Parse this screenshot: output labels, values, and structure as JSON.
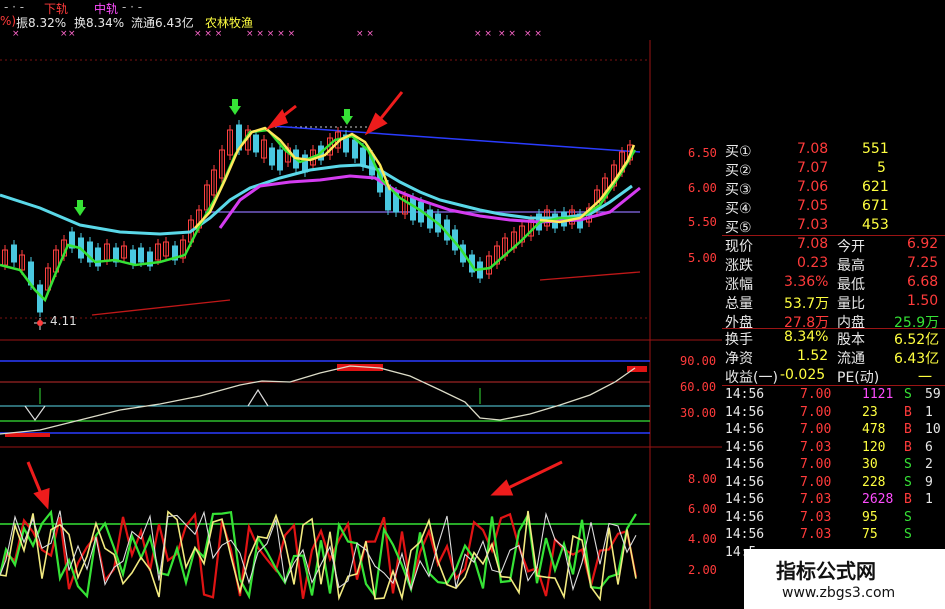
{
  "header": {
    "left_fragment": "- · -",
    "xia_gui": "下轨",
    "zhong_gui": "中轨",
    "dots": "- · -",
    "info_prefix": "%)",
    "zhen_fu": "振8.32%",
    "huan_shou": "换8.34%",
    "liu_tong": "流通6.43亿",
    "sector": "农林牧渔"
  },
  "price_axis": [
    "6.50",
    "6.00",
    "5.50",
    "5.00"
  ],
  "low_marker": "4.11",
  "osc_axis": [
    "90.00",
    "60.00",
    "30.00"
  ],
  "lower_axis": [
    "8.00",
    "6.00",
    "4.00",
    "2.00"
  ],
  "order_book": [
    {
      "label": "买①",
      "price": "7.08",
      "vol": "551"
    },
    {
      "label": "买②",
      "price": "7.07",
      "vol": "5"
    },
    {
      "label": "买③",
      "price": "7.06",
      "vol": "621"
    },
    {
      "label": "买④",
      "price": "7.05",
      "vol": "671"
    },
    {
      "label": "买⑤",
      "price": "7.03",
      "vol": "453"
    }
  ],
  "quote": [
    {
      "l1": "现价",
      "v1": "7.08",
      "l2": "今开",
      "v2": "6.92"
    },
    {
      "l1": "涨跌",
      "v1": "0.23",
      "l2": "最高",
      "v2": "7.25"
    },
    {
      "l1": "涨幅",
      "v1": "3.36%",
      "l2": "最低",
      "v2": "6.68"
    },
    {
      "l1": "总量",
      "v1": "53.7万",
      "l2": "量比",
      "v2": "1.50"
    },
    {
      "l1": "外盘",
      "v1": "27.8万",
      "l2": "内盘",
      "v2": "25.9万"
    }
  ],
  "stats": [
    {
      "l1": "换手",
      "v1": "8.34%",
      "l2": "股本",
      "v2": "6.52亿"
    },
    {
      "l1": "净资",
      "v1": "1.52",
      "l2": "流通",
      "v2": "6.43亿"
    },
    {
      "l1": "收益(一)",
      "v1": "-0.025",
      "l2": "PE(动)",
      "v2": "一"
    }
  ],
  "trades": [
    {
      "time": "14:56",
      "price": "7.00",
      "vol": "1121",
      "side": "S",
      "n": "59",
      "vol_color": "#ff4dff",
      "side_color": "#36e236"
    },
    {
      "time": "14:56",
      "price": "7.00",
      "vol": "23",
      "side": "B",
      "n": "1",
      "vol_color": "#ffff40",
      "side_color": "#ff3b3b"
    },
    {
      "time": "14:56",
      "price": "7.00",
      "vol": "478",
      "side": "B",
      "n": "10",
      "vol_color": "#ffff40",
      "side_color": "#ff3b3b"
    },
    {
      "time": "14:56",
      "price": "7.03",
      "vol": "120",
      "side": "B",
      "n": "6",
      "vol_color": "#ffff40",
      "side_color": "#ff3b3b"
    },
    {
      "time": "14:56",
      "price": "7.00",
      "vol": "30",
      "side": "S",
      "n": "2",
      "vol_color": "#ffff40",
      "side_color": "#36e236"
    },
    {
      "time": "14:56",
      "price": "7.00",
      "vol": "228",
      "side": "S",
      "n": "9",
      "vol_color": "#ffff40",
      "side_color": "#36e236"
    },
    {
      "time": "14:56",
      "price": "7.03",
      "vol": "2628",
      "side": "B",
      "n": "1",
      "vol_color": "#ff4dff",
      "side_color": "#ff3b3b"
    },
    {
      "time": "14:56",
      "price": "7.03",
      "vol": "95",
      "side": "S",
      "n": "",
      "vol_color": "#ffff40",
      "side_color": "#36e236"
    },
    {
      "time": "14:56",
      "price": "7.03",
      "vol": "75",
      "side": "S",
      "n": "",
      "vol_color": "#ffff40",
      "side_color": "#36e236"
    },
    {
      "time": "14:5",
      "price": "",
      "vol": "",
      "side": "",
      "n": "",
      "vol_color": "#ffff40",
      "side_color": "#36e236"
    }
  ],
  "watermark": {
    "title": "指标公式网",
    "url": "www.zbgs3.com"
  },
  "colors": {
    "up": "#ff3b3b",
    "down": "#36e236",
    "ma_cyan": "#5ad8e8",
    "ma_magenta": "#d43cf0",
    "line_yellow": "#ffe85a"
  }
}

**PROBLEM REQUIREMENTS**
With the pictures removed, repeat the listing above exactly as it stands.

**TASK ANSWER**
Parse this screenshot: output labels, values, and structure as JSON.
{
  "header": {
    "left_fragment": "- · -",
    "xia_gui": "下轨",
    "zhong_gui": "中轨",
    "dots": "- · -",
    "info_prefix": "%)",
    "zhen_fu": "振8.32%",
    "huan_shou": "换8.34%",
    "liu_tong": "流通6.43亿",
    "sector": "农林牧渔"
  },
  "price_axis": [
    "6.50",
    "6.00",
    "5.50",
    "5.00"
  ],
  "low_marker": "4.11",
  "osc_axis": [
    "90.00",
    "60.00",
    "30.00"
  ],
  "lower_axis": [
    "8.00",
    "6.00",
    "4.00",
    "2.00"
  ],
  "order_book": [
    {
      "label": "买①",
      "price": "7.08",
      "vol": "551"
    },
    {
      "label": "买②",
      "price": "7.07",
      "vol": "5"
    },
    {
      "label": "买③",
      "price": "7.06",
      "vol": "621"
    },
    {
      "label": "买④",
      "price": "7.05",
      "vol": "671"
    },
    {
      "label": "买⑤",
      "price": "7.03",
      "vol": "453"
    }
  ],
  "quote": [
    {
      "l1": "现价",
      "v1": "7.08",
      "l2": "今开",
      "v2": "6.92"
    },
    {
      "l1": "涨跌",
      "v1": "0.23",
      "l2": "最高",
      "v2": "7.25"
    },
    {
      "l1": "涨幅",
      "v1": "3.36%",
      "l2": "最低",
      "v2": "6.68"
    },
    {
      "l1": "总量",
      "v1": "53.7万",
      "l2": "量比",
      "v2": "1.50"
    },
    {
      "l1": "外盘",
      "v1": "27.8万",
      "l2": "内盘",
      "v2": "25.9万"
    }
  ],
  "stats": [
    {
      "l1": "换手",
      "v1": "8.34%",
      "l2": "股本",
      "v2": "6.52亿"
    },
    {
      "l1": "净资",
      "v1": "1.52",
      "l2": "流通",
      "v2": "6.43亿"
    },
    {
      "l1": "收益(一)",
      "v1": "-0.025",
      "l2": "PE(动)",
      "v2": "一"
    }
  ],
  "trades": [
    {
      "time": "14:56",
      "price": "7.00",
      "vol": "1121",
      "side": "S",
      "n": "59",
      "vol_color": "#ff4dff",
      "side_color": "#36e236"
    },
    {
      "time": "14:56",
      "price": "7.00",
      "vol": "23",
      "side": "B",
      "n": "1",
      "vol_color": "#ffff40",
      "side_color": "#ff3b3b"
    },
    {
      "time": "14:56",
      "price": "7.00",
      "vol": "478",
      "side": "B",
      "n": "10",
      "vol_color": "#ffff40",
      "side_color": "#ff3b3b"
    },
    {
      "time": "14:56",
      "price": "7.03",
      "vol": "120",
      "side": "B",
      "n": "6",
      "vol_color": "#ffff40",
      "side_color": "#ff3b3b"
    },
    {
      "time": "14:56",
      "price": "7.00",
      "vol": "30",
      "side": "S",
      "n": "2",
      "vol_color": "#ffff40",
      "side_color": "#36e236"
    },
    {
      "time": "14:56",
      "price": "7.00",
      "vol": "228",
      "side": "S",
      "n": "9",
      "vol_color": "#ffff40",
      "side_color": "#36e236"
    },
    {
      "time": "14:56",
      "price": "7.03",
      "vol": "2628",
      "side": "B",
      "n": "1",
      "vol_color": "#ff4dff",
      "side_color": "#ff3b3b"
    },
    {
      "time": "14:56",
      "price": "7.03",
      "vol": "95",
      "side": "S",
      "n": "",
      "vol_color": "#ffff40",
      "side_color": "#36e236"
    },
    {
      "time": "14:56",
      "price": "7.03",
      "vol": "75",
      "side": "S",
      "n": "",
      "vol_color": "#ffff40",
      "side_color": "#36e236"
    },
    {
      "time": "14:5",
      "price": "",
      "vol": "",
      "side": "",
      "n": "",
      "vol_color": "#ffff40",
      "side_color": "#36e236"
    }
  ],
  "watermark": {
    "title": "指标公式网",
    "url": "www.zbgs3.com"
  },
  "colors": {
    "up": "#ff3b3b",
    "down": "#36e236",
    "ma_cyan": "#5ad8e8",
    "ma_magenta": "#d43cf0",
    "line_yellow": "#ffe85a"
  }
}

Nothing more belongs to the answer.